“This is really significant, and it’s what has to happen for the certification to be fully adopted,” says Michael Morrison, ACI manager of certification program development. “But it’s also critical to include it in the ASTM specification as this will ensure laboratory participation and compliance as well.”
Morrison says lab and field technicians already have to be certified to test concrete and concrete aggregates to become accredited. Certification for masonry testing is a logical next step.
“It can be as simple as saying ‘technicians shall be certified.’ The labs can decide how it’s done,” says Robinson. In 2017 his organization, Construction Materials Engineering Council, will begin requiring labs to have at least one person certified to test masonry materials to receive accreditation for masonry testing services.
ASTM Subcommittee C1093, Standard Practice for Accreditation of Testing Agencies for Masonry, is currently considering a ballot to add the certification requirement to the specification.
In the meantime, technicians can set themselves apart by becoming certified for masonry testing; a credential Samblanet says will become more important in years to come. “Contractors don’t want to hire people who are going to cost them more time and money on the job by not performing tests properly. They need someone they can trust.”

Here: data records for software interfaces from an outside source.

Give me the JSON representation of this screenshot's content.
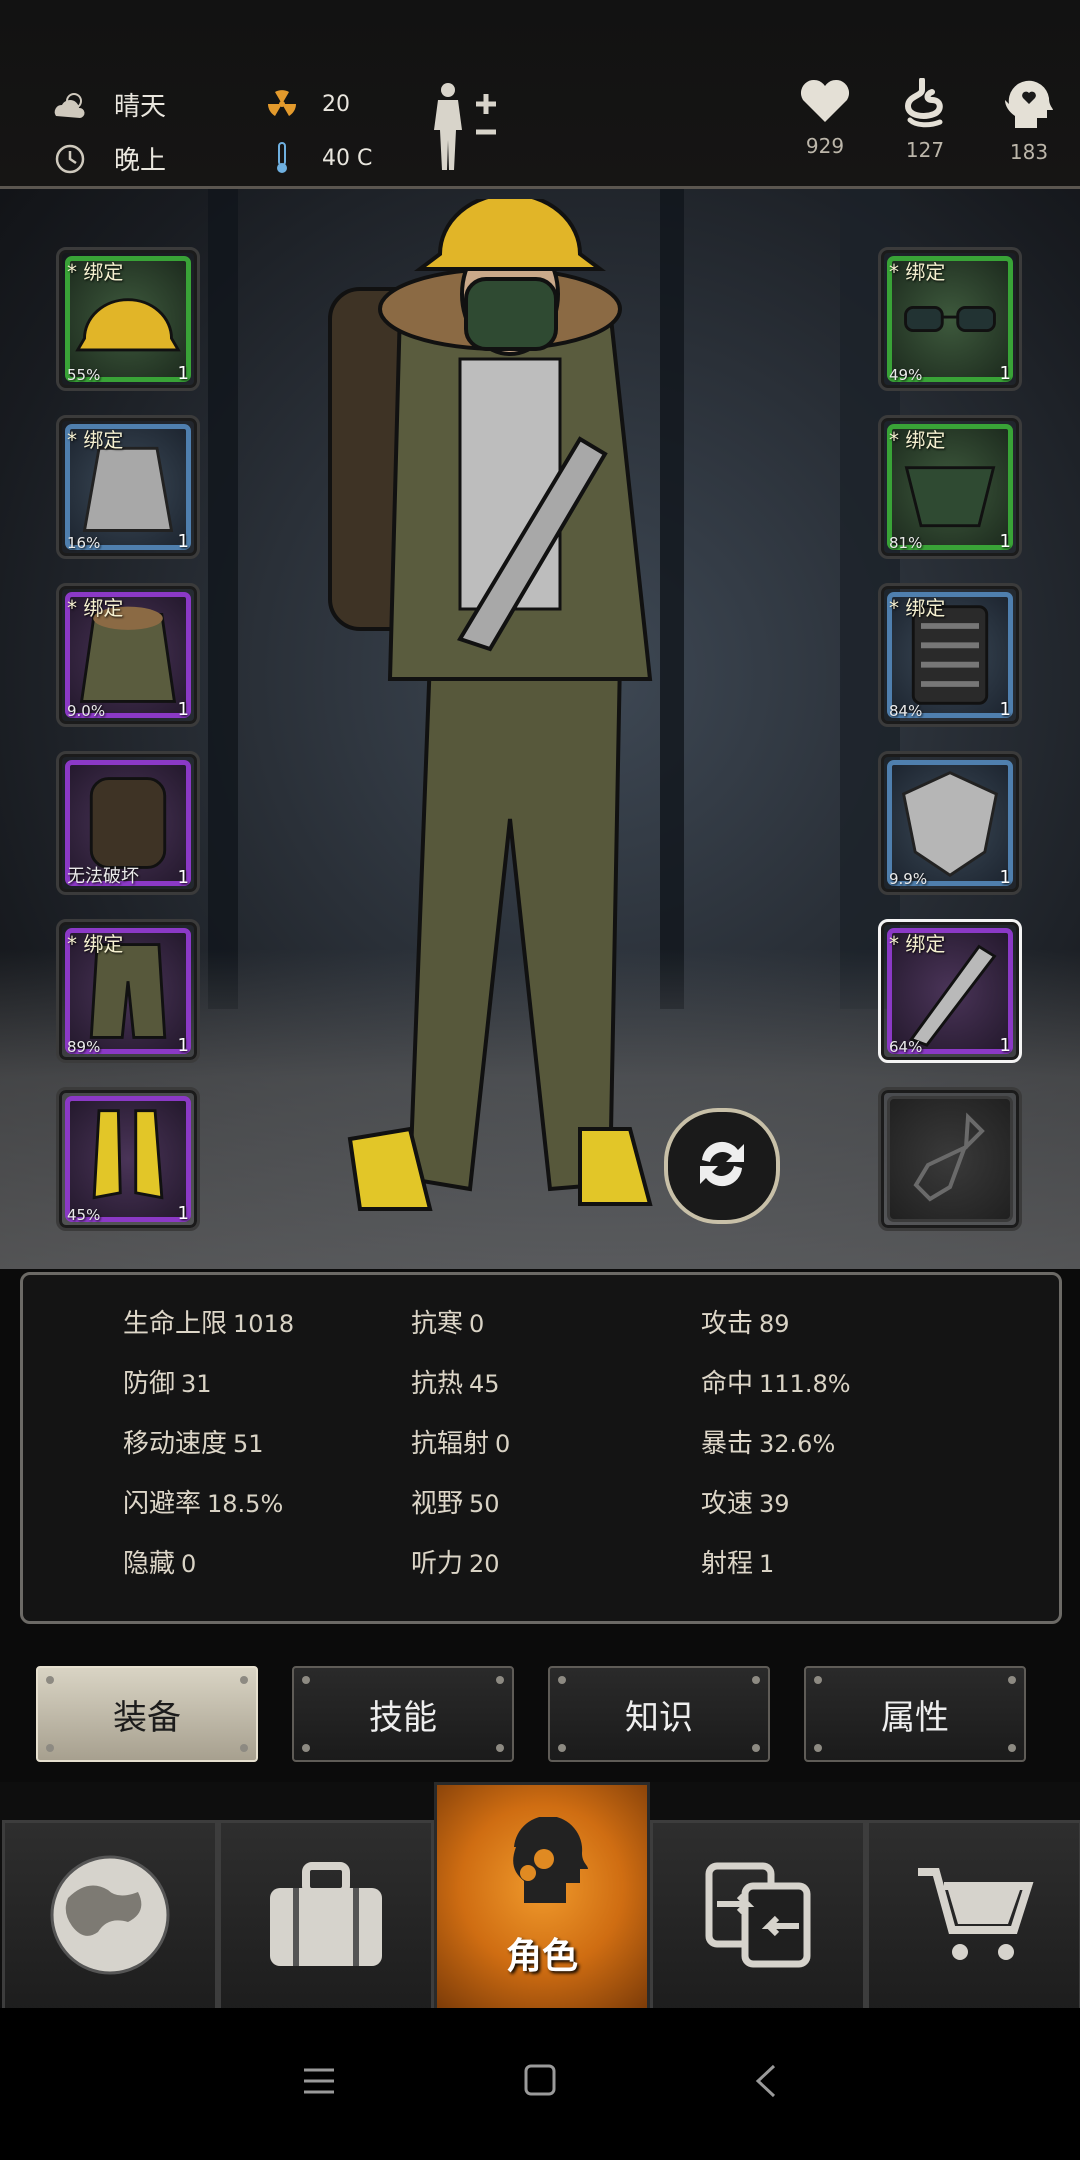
{
  "status": {
    "weather": "晴天",
    "time_of_day": "晚上",
    "radiation": "20",
    "temperature": "40 C"
  },
  "vitals": {
    "health": "929",
    "hunger": "127",
    "mind": "183"
  },
  "left_slots": [
    {
      "tag": "* 绑定",
      "pct": "55%",
      "qty": "1",
      "rarity": "green",
      "item_icon": "hard-hat-icon"
    },
    {
      "tag": "* 绑定",
      "pct": "16%",
      "qty": "1",
      "rarity": "blue",
      "item_icon": "shirt-icon"
    },
    {
      "tag": "* 绑定",
      "pct": "9.0%",
      "qty": "1",
      "rarity": "purple",
      "item_icon": "jacket-icon"
    },
    {
      "tag": "",
      "pct": "无法破坏",
      "qty": "1",
      "rarity": "purple",
      "item_icon": "backpack-icon"
    },
    {
      "tag": "* 绑定",
      "pct": "89%",
      "qty": "1",
      "rarity": "purple",
      "item_icon": "pants-icon"
    },
    {
      "tag": "",
      "pct": "45%",
      "qty": "1",
      "rarity": "purple",
      "item_icon": "boots-icon"
    }
  ],
  "right_slots": [
    {
      "tag": "* 绑定",
      "pct": "49%",
      "qty": "1",
      "rarity": "green",
      "item_icon": "glasses-icon"
    },
    {
      "tag": "* 绑定",
      "pct": "81%",
      "qty": "1",
      "rarity": "green",
      "item_icon": "gas-mask-icon"
    },
    {
      "tag": "* 绑定",
      "pct": "84%",
      "qty": "1",
      "rarity": "blue",
      "item_icon": "vest-icon"
    },
    {
      "tag": "",
      "pct": "9.9%",
      "qty": "1",
      "rarity": "blue",
      "item_icon": "shield-icon"
    },
    {
      "tag": "* 绑定",
      "pct": "64%",
      "qty": "1",
      "rarity": "purple",
      "item_icon": "machete-icon"
    },
    {
      "tag": "",
      "pct": "",
      "qty": "",
      "rarity": "empty",
      "item_icon": "bottle-icon"
    }
  ],
  "stats": {
    "col1": [
      {
        "label": "生命上限",
        "value": "1018"
      },
      {
        "label": "防御",
        "value": "31"
      },
      {
        "label": "移动速度",
        "value": "51"
      },
      {
        "label": "闪避率",
        "value": "18.5%"
      },
      {
        "label": "隐藏",
        "value": "0"
      }
    ],
    "col2": [
      {
        "label": "抗寒",
        "value": "0"
      },
      {
        "label": "抗热",
        "value": "45"
      },
      {
        "label": "抗辐射",
        "value": "0"
      },
      {
        "label": "视野",
        "value": "50"
      },
      {
        "label": "听力",
        "value": "20"
      }
    ],
    "col3": [
      {
        "label": "攻击",
        "value": "89"
      },
      {
        "label": "命中",
        "value": "111.8%"
      },
      {
        "label": "暴击",
        "value": "32.6%"
      },
      {
        "label": "攻速",
        "value": "39"
      },
      {
        "label": "射程",
        "value": "1"
      }
    ]
  },
  "tabs": [
    "装备",
    "技能",
    "知识",
    "属性"
  ],
  "bottom_nav": {
    "active_label": "角色",
    "items": [
      "globe-icon",
      "suitcase-icon",
      "character-head-icon",
      "trade-icon",
      "cart-icon"
    ]
  },
  "colors": {
    "green": "#39a337",
    "blue": "#4f7fae",
    "purple": "#8b39c6",
    "accent_orange": "#e08a22"
  }
}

But beyond professional credentials and lab accreditation, ACI’s vision for masonry testing certification aims at boosting confidence in masonry as a building system of choice.
Building a better understanding
Education is the key to making the testing process go more smoothly, says NCMA’s Doug Ross. Accredited labs with certified staff are more likely to produce more accurate test results, but even if samples are being sent to a third-party lab, educated technicians can confirm the correct materials are being supplied. They can also add value on the jobsite, helping address potential problems or answering questions.
“When I was a mason in the field, I don’t think I ever knew exactly what the testing technicians were doing when they showed up on the job,” recalls Ross, “but it really benefits masons to communicate with technicians and understand what they need. It’s in their best interest to produce the best samples possible, to help reduce headaches down the road.”
Completing a successful project, he stresses, is a joint effort. “All three aspects — materials production, masonry construction, and testing — need to be right.”
For more details, visit the ACI website or read “New Programs for Educating and Certifying Masonry Testing Technicians”.
For information about training sessions, see The Masonry Society’s website.
Watch a video about ACI's masonry testing programs.